Or perhaps you would say Jesus’s rule was in fact real at his enthronment, but it was not visualized until later. Kind of a two-step coronation process.

Sorry if that sounds too much like slicing hairs, I’m just trying to see when you would say Jesus was made ruler of the nations — and if there is a difference between the actual when and the visualization of it for the people of God.


…you would say this “rule over the nations” did not become apparent, or actual, at Jesus’s enthronement but rather it became a reality as the people of God were delivered from the rampant paganism within the empire they existed. Is that correct?

Yes, that is correct. But more than that: they were delivered, but they were also vindicated, they were glorified, they came to be held in honour, the martyrs were raised to rule with Christ (Rev. 20:4), and the nations as nations abandoned their idols to worship the one living creator God and to confess his Son as Lord.

So we have to differentiate between the rule of Jesus in heaven, above all authority and power, etc., and the actual historical expression of that rule on earth. In effect, along the lines of the prayer that Jesus taught his disciples, the kingdom of Christ in heaven eventually became the kingdom of Christ on earth, and the church became—in theory, at least—the Spirit-filled priesthood for this new political-religious order.

Both the rule in heaven and the rule on earth were real, but in different ways. But from the perspective of the New Testament, it was the real transformation of the Greek-Roman world that mattered: God has “fixed a day on which he will judge the oikoumenē in righteousness by a man whom he has appointed; and of this he has given assurance to all by raising him from the dead” (Acts 17:31).

The rule in heaven continues—the God of Abraham, Isaac and Jacob has put his Son on the everlasting throne of David. That won’t change. He is our king, he rules for the sake of his body in the midst of his enemies, throughout history, until the last enemy has been destroyed, at which time he will return the kingdom to the Father (1 Cor. 15:24-28).

But the rule on earth, like everything in history, has come to an end. The western nations no longer confess Jesus as Lord, and his people are no longer held in honour. We have entered a very different, marginalised mode of being the priestly-prophetic, servant people of the living God.

So your question is very much to the point, Scott. It gets at the proper “now but not yet” of New Testament eschatology. And it highlights how radically different eschatology looks in the post-Christendom context, which is what my book on same-sex relationships is about.

Excellent post! Your giving those of us stuck at home a lot of good stuff to read during this time.

Kent Haley | Fri, 04/24/2020 - 14:27 | Permalink


Have Bates or McKnight interacted with your view of things, particularly your responses to their earlier books?

Andrew Perriman | Fri, 04/24/2020 - 14:48 | Permalink

In reply to by Kent Haley

@Kent Haley:

Not Scot.

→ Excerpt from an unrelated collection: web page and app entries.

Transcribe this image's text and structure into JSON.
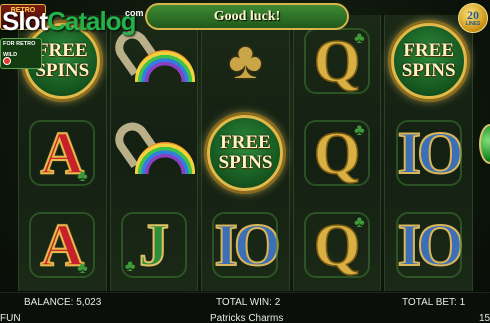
{
  "header": {
    "message": "Good luck!",
    "lines_count": "20",
    "lines_label": "LINES"
  },
  "watermark": {
    "part1": "Slot",
    "part2": "Catalog",
    "suffix": "com"
  },
  "promo": {
    "retro_line1": "RETRO",
    "retro_line2": "B",
    "text_line1": "FOR RETRO",
    "text_line2": "WILD"
  },
  "reels": [
    [
      {
        "symbol": "free-spins",
        "text1": "FREE",
        "text2": "SPINS"
      },
      {
        "symbol": "letter-a",
        "text": "A"
      },
      {
        "symbol": "letter-a",
        "text": "A"
      }
    ],
    [
      {
        "symbol": "horseshoe-rainbow"
      },
      {
        "symbol": "horseshoe-rainbow"
      },
      {
        "symbol": "letter-j",
        "text": "J"
      }
    ],
    [
      {
        "symbol": "clover"
      },
      {
        "symbol": "free-spins",
        "text1": "FREE",
        "text2": "SPINS"
      },
      {
        "symbol": "letter-10",
        "text": "IO"
      }
    ],
    [
      {
        "symbol": "letter-q",
        "text": "Q"
      },
      {
        "symbol": "letter-q",
        "text": "Q"
      },
      {
        "symbol": "letter-q",
        "text": "Q"
      }
    ],
    [
      {
        "symbol": "free-spins",
        "text1": "FREE",
        "text2": "SPINS"
      },
      {
        "symbol": "letter-10",
        "text": "IO"
      },
      {
        "symbol": "letter-10",
        "text": "IO"
      }
    ]
  ],
  "footer": {
    "balance": "BALANCE: 5,023",
    "total_win": "TOTAL WIN: 2",
    "total_bet": "TOTAL BET: 1",
    "mode": "FUN",
    "game_title": "Patricks Charms",
    "right_value": "15"
  },
  "colors": {
    "accent_gold": "#d9b44a",
    "message_bar": "#2f7a28",
    "brand_green": "#23b24a"
  }
}
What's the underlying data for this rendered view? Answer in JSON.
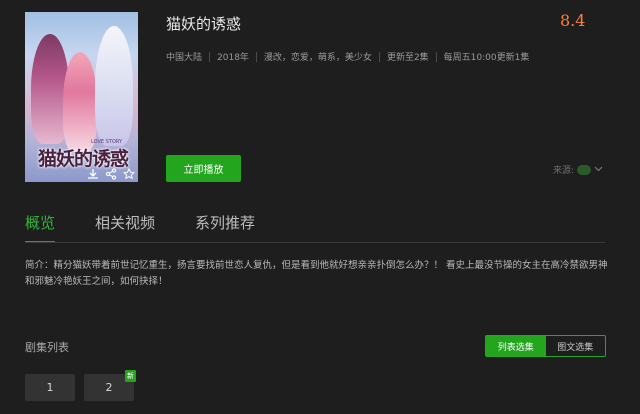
{
  "show": {
    "title": "猫妖的诱惑",
    "score": "8.4",
    "meta": [
      "中国大陆",
      "2018年",
      "漫改，恋爱，萌系，美少女",
      "更新至2集",
      "每周五10:00更新1集"
    ],
    "poster_title_art": "猫妖的诱惑",
    "poster_subtitle_art": "LOVE STORY"
  },
  "actions": {
    "play_label": "立即播放",
    "source_label": "来源:"
  },
  "tabs": [
    {
      "label": "概览",
      "active": true
    },
    {
      "label": "相关视频",
      "active": false
    },
    {
      "label": "系列推荐",
      "active": false
    }
  ],
  "synopsis": "简介：精分猫妖带着前世记忆重生，扬言要找前世恋人复仇，但是看到他就好想亲亲扑倒怎么办？！ 看史上最没节操的女主在高冷禁欲男神和邪魅冷艳妖王之间，如何抉择！",
  "episodes": {
    "label": "剧集列表",
    "view_list": "列表选集",
    "view_grid": "图文选集",
    "items": [
      {
        "number": "1",
        "badge": ""
      },
      {
        "number": "2",
        "badge": "新"
      }
    ]
  },
  "colors": {
    "accent": "#23a51e",
    "score": "#ff7f3f",
    "background": "#1e1e1e"
  }
}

I hear from Matthew Bates occasionally on Facebook, but recently that was more about christology, and it’s difficult to keep track of things on Facebook.